Paul Krugman is on board with slapping a small tax on financial firms’ transactions “to deter financial speculation” and better protect the economy from Wall Street’s meltdowns.
This idea has been around for a long time. Yale economist James Tobin, now deceased, suggested a tax on foreign-currency trades back in 1972 to tamp down speculation. Less intellectually, 2005 New York City mayoral candidate Freddy Ferrer proposed a stock-transactions tax to pay for education.
This summer, the head of Britain’s Financial Services Authority (FSA), Lord Turner, revived the idea in relation to the current crisis, saying that a financial-transactions tax would help shrink “a swollen financial sector” by curtailing its “socially useless” activities” and slicing off “excessive profits.”
Krugman agrees. In today’s New York Times column, he repeats Tobin’s initial argument that such a tax would “ ‘throw some sand in the well-greased wheels’ of speculation.
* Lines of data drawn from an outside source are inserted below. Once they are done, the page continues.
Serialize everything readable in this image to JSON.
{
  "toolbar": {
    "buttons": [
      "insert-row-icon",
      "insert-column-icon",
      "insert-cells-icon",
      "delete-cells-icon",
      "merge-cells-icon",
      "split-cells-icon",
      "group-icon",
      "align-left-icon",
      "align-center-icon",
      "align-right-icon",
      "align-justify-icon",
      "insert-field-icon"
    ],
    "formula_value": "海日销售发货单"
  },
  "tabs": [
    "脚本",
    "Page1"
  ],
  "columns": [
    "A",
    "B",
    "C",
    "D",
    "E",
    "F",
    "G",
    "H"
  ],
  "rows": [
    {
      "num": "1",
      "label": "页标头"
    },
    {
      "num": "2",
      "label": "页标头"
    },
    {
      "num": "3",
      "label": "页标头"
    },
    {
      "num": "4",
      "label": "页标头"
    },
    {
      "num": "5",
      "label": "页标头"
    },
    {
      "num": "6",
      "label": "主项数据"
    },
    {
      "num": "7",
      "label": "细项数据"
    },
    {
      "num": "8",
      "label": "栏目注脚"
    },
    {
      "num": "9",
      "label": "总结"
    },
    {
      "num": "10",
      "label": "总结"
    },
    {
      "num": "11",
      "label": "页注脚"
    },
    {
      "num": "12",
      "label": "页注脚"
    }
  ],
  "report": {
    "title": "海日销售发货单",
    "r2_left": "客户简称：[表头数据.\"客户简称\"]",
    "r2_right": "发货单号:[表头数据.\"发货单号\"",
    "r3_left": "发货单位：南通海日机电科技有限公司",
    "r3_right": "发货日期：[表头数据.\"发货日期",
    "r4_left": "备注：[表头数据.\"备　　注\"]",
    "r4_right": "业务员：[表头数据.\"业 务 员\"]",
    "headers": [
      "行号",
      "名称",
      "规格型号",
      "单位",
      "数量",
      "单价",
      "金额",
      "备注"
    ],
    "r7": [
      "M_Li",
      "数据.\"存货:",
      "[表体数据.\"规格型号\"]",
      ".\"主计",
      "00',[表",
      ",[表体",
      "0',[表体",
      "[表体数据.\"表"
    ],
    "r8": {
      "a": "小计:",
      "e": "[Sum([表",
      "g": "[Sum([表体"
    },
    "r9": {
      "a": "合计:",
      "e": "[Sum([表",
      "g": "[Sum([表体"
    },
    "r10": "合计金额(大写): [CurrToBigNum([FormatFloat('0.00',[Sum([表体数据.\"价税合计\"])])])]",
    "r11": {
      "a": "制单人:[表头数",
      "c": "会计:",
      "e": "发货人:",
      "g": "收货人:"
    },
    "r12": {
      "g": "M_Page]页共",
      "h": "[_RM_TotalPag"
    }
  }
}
And a transactions tax could generate substantial revenue,” Krugman notes, combining Tobin and Ferrer. “What’s not to like?”
A financial-transactions tax doesn’t solve the real problem, which is that much of the financial-services industry benefits from an implicit government guarantee of its debt.
What’s a pesky tax in relation to this priceless guarantee? Not much. OK, the tax may be grease in the wheels – but the government is just coming along and power-spraying more grease.
Krugman’s main argument disintegrates under this reality. A tax on every financial transaction, Krugman writes, would make financial firms – and the economy — less vulnerable to panic.
It would do so by cutting down banks’ and investment companies’ reliance on short-term debt, he writes, because they would have to pay the tax every time they renewed any of their borrowing, including overnight borrowing. To avoid the tax, financial firms thus would borrow more money long-term, in fewer transactions. Long-term lenders would be unable to yank their money out in a crisis as short-term lenders did in 2008.
A tax is not enough to overwhelm the government’s distorted incentives, though. The sand is no match for the grease.
From financial firms’ perspective, there is too much money to be made in borrowing nearly for free short term – thanks to the government’s implicit guarantee and thanks to zero-percent interest rates – and speculating on everything from oil and copper to Brazilian stocks.
A new tax on financial transactions may make the “too big to fail” problem worse, in fact, because it allows the government to reap a tangible short-term benefit from its policy of state subsidy.
Government-guaranteed financial firms would still reap unnaturally large profits at the expense of other industries. But they would throw a little bit more off to Washington for healthcare or somesuch, quelling the desire for needed financial-regulatory changes that would cut profits and revenues from the new tax.
Then, there’s the inconvenient incoherence. If so much of financial services is “socially useless,” why does Washington need repeatedly to bail it out?
The solution is for Washington to end “too big to fail,” and allow the market to decide what is “socially useless” and what isn’t.
Nicole Gelinas, contributing editor to the Manhattan Institute’s City Journal, is author of After The Fall: Saving Capitalism From Wall Street – and Washington, out Monday.